At this very moment, there’s massive change happening in the way movies and TV are consumed. Videos are becoming an entirely social experience. The future of television is one where viewers watch, share and discuss videos with friends simultaneously.

But we’re not the only ones that realize this; there are a ton of startups competing for you and your friends’ attention. Everyone’s gunning for the same thing, and honestly there isn’t room for all of these services to co-exist. In case you’re still unsure of what Social Video is, it’s time you found out. One of TNW’s Editors, Paul Sawers explains:

Social video is “a bringing together of content and conversation. It’s an evolution of ‘viral’ and it has grown up a lot now; it’s content that sparks conversation, it’s content that people want to be associated with through their social media profiles. It’s something that draws the viewer towards it, rather than being pushed in front of people.” is a TechStars graduate that has received tons of attention for its simplicity and beautiful design. According to TNW Editor Courtney Boyd Myers: is like watching TV or gazing into a magic ball of all the videos your friends post on Facebook and Twitter. It’s a browser-based service that pulls in videos from YouTube, Vimeo, Dailymotion, and TechCrunchTV that have been posted by your friends and the people you follow on your social networks. Shelby pulls in full embeds, including ads, providing publishers with greater distribution without disrupting their business models.
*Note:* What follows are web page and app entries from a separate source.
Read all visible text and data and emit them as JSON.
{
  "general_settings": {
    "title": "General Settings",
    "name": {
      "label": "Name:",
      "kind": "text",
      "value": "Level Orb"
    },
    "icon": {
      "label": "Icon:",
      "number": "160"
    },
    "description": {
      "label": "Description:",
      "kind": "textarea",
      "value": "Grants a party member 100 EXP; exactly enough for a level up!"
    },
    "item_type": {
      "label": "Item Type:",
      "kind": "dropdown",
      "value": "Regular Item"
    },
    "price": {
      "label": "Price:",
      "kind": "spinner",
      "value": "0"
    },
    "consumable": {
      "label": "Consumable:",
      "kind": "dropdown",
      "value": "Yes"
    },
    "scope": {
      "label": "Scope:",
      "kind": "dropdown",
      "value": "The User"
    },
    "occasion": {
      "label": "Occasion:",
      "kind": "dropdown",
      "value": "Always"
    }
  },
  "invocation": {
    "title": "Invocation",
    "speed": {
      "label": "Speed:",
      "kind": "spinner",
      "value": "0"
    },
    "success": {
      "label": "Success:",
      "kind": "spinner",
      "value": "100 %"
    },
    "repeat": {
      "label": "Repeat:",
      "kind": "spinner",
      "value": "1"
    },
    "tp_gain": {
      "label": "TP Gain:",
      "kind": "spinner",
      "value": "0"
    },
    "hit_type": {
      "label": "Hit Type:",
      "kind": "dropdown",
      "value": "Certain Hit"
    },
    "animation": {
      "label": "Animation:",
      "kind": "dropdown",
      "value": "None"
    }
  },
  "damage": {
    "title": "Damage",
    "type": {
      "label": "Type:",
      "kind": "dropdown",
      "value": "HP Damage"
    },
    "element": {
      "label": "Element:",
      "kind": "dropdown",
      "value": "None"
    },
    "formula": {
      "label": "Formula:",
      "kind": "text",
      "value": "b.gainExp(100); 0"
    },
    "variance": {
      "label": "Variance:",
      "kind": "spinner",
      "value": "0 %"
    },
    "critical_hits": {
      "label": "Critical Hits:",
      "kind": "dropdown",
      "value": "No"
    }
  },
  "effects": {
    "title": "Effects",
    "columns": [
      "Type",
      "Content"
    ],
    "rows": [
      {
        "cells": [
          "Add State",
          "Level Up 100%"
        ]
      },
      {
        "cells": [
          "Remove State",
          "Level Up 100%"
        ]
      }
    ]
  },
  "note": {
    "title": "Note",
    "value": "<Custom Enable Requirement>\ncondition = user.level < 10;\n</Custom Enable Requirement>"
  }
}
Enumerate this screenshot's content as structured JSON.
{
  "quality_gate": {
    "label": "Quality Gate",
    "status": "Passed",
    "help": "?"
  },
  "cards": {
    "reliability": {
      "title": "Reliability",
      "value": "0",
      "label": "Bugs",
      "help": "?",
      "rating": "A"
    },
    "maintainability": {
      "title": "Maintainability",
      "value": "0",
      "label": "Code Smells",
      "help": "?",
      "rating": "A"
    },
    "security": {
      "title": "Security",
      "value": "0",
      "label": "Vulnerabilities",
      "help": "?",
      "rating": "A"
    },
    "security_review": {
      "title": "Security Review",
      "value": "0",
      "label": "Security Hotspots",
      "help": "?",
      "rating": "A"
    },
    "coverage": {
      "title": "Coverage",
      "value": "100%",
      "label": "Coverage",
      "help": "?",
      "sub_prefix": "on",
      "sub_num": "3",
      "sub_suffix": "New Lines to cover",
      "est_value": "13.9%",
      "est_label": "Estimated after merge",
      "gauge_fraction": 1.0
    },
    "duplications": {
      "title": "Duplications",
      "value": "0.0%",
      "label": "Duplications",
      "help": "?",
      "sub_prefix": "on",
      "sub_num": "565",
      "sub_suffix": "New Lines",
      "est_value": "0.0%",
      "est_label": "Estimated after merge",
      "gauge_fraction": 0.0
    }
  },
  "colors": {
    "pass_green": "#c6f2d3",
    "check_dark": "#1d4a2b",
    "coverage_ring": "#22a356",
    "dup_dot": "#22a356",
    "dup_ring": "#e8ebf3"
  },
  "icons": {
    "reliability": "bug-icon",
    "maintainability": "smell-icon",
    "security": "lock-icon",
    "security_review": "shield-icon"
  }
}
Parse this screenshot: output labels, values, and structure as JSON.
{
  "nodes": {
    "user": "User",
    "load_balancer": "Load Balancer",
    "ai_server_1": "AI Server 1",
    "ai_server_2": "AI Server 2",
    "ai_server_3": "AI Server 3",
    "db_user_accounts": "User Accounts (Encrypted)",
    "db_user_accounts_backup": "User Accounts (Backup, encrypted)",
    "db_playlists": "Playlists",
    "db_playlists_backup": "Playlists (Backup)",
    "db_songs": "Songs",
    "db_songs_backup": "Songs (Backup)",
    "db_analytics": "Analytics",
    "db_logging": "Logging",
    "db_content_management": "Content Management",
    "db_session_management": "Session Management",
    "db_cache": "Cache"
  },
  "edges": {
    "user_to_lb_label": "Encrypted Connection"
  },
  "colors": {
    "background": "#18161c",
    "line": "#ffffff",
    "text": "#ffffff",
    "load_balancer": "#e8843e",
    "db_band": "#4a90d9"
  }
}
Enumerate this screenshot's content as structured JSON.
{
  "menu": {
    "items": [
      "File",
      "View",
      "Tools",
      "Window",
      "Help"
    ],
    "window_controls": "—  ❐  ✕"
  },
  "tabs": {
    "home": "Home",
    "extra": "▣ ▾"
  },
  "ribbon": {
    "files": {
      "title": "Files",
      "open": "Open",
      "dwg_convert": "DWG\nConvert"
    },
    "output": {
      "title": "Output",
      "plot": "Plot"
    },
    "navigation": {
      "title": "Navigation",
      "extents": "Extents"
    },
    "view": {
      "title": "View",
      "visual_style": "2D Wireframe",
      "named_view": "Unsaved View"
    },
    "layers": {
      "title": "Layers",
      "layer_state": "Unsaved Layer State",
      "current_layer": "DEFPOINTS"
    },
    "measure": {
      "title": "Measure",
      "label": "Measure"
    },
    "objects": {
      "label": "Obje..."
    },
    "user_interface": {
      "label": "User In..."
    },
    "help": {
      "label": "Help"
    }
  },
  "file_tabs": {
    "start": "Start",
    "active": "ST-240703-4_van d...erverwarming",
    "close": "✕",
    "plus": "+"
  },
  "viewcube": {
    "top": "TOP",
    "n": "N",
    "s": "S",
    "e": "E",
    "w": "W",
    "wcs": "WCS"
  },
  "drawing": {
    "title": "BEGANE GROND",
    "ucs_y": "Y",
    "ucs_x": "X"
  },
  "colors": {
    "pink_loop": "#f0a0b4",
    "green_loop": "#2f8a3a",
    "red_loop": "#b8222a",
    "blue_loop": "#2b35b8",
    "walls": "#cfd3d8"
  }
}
VHX has done a great job building a service that feels clean and easy to use. VHX’s branding is particularly nice, with a retro, 3D feel. But, VHX doesn’t feel as smoothy integrated into my social graph as requires users to login with Facebook or Twitter. After logging in, all of your friend’s videos are already there. On VHX, integration isn’t required, and even after Facebook and Twitter are integrated, users won’t automatically see their friend’s names next to shared videos (you need to hover your mouse over a thumbnail first); it’s something that really affects the experience. On the plus side, VHX allows users to follow specific friends, which helps filter out noisy sharers.


Boxee, which continues to be one of the easiest ways to bring movies, TV shows, photos and music from the web to your TV, has become increasingly social over time. Boxee allows you to “connect your social life to your TV to get recommendations from your friends on Facebook and Twitter.” Boxee believes that it helps you “never miss out on the latest funny video, and if you find a new gem, share it with your friends with a click of the remote.”

Boxee’s social integration is still weaker than it should be, but I believe it’s headed in the right direction as a viable competitor. Check out TNW’s review of the Boxee Box here.


Showyou, another app that lets you watch videos with your friends, has roughly the same goals as VHX and, but with a complete focus on the iPhone, iPad and Kindle Fire. Showyou’s browsing interface bests its competitors, thanks to a Flipboard-like grid layout that makes finding videos effortless. The lack of traditional browser support, though, is a little disappointing.


Miso hopes to make watching regular TV more fun. The recent release of Miso Slideshows, a new platform that allows viewers to interact with TV shows using their phones, may be a major step towards making traditional TV social. At the moment, Miso has already secured deals with Showtime, FOX, Food Network, DIRECTV’s Audience Network, Halogen, Science Channel, and CBS Television Distribution. It’s an impressive list of partnerships that could help keep traditional networks current in the modern age.

It is noteworthy that Miso’s goals seem very similar to Umami.


YouTube, the reigning king of online video, is close to creating a perfect social video experience. It’s already starting to integrate with Google+, and is now working on improving the content side of the experience. If YouTube can develop more original, quality content, while growing on televisions like Eric Schmidt said it will, competing services (even just curators) will be in trouble.

While social video is inevitably the future, how it evolves is still up in the air. Who do you think will dominate video in the future? Does YouTube or even a social curation service like have a chance of taking down the traditional television industry? Let us know in the comments below!